> _WORK REQUIRED_: Only the lines that hold "title" should be in the answer, each copied from the data below.

> _RECORDS SUPPLIED_:
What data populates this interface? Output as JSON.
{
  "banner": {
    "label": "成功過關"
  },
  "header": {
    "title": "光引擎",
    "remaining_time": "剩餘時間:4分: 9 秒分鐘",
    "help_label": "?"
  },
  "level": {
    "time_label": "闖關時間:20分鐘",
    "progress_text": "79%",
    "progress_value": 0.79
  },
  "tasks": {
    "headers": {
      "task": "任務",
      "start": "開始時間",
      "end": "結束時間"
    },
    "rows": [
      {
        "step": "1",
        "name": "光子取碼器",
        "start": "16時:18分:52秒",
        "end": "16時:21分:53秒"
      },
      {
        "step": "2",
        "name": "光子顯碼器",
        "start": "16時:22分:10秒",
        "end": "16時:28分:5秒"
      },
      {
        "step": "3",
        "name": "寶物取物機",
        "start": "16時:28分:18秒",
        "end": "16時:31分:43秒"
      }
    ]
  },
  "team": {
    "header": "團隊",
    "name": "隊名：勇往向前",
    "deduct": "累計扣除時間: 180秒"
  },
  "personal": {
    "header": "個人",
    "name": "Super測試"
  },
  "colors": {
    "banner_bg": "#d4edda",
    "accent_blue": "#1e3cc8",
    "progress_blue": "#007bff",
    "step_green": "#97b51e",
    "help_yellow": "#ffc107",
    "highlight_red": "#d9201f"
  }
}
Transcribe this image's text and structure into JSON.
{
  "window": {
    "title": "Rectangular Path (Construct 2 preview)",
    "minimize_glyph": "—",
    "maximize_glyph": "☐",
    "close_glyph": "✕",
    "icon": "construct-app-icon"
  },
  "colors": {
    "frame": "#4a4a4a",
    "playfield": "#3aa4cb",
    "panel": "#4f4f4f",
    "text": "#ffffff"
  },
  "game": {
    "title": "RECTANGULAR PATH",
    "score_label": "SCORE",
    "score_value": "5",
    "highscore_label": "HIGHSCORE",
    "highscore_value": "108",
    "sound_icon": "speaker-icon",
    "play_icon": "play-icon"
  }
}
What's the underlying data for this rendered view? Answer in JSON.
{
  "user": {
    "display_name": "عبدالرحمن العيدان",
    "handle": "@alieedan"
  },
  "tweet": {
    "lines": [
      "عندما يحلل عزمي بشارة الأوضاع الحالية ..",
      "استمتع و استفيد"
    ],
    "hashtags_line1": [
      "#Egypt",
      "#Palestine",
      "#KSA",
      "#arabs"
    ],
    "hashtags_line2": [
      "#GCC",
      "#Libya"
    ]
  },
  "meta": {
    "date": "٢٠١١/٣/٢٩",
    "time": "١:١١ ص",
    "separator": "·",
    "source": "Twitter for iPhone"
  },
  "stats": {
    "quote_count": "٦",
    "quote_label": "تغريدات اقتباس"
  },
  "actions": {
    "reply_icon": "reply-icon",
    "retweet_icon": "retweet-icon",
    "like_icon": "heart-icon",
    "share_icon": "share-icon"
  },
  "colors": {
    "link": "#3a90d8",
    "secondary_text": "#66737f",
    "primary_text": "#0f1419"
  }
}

> _TASK ANSWER_:
    "title": "光引擎",
    "title": "Rectangular Path (Construct 2 preview)",
    "title": "RECTANGULAR PATH",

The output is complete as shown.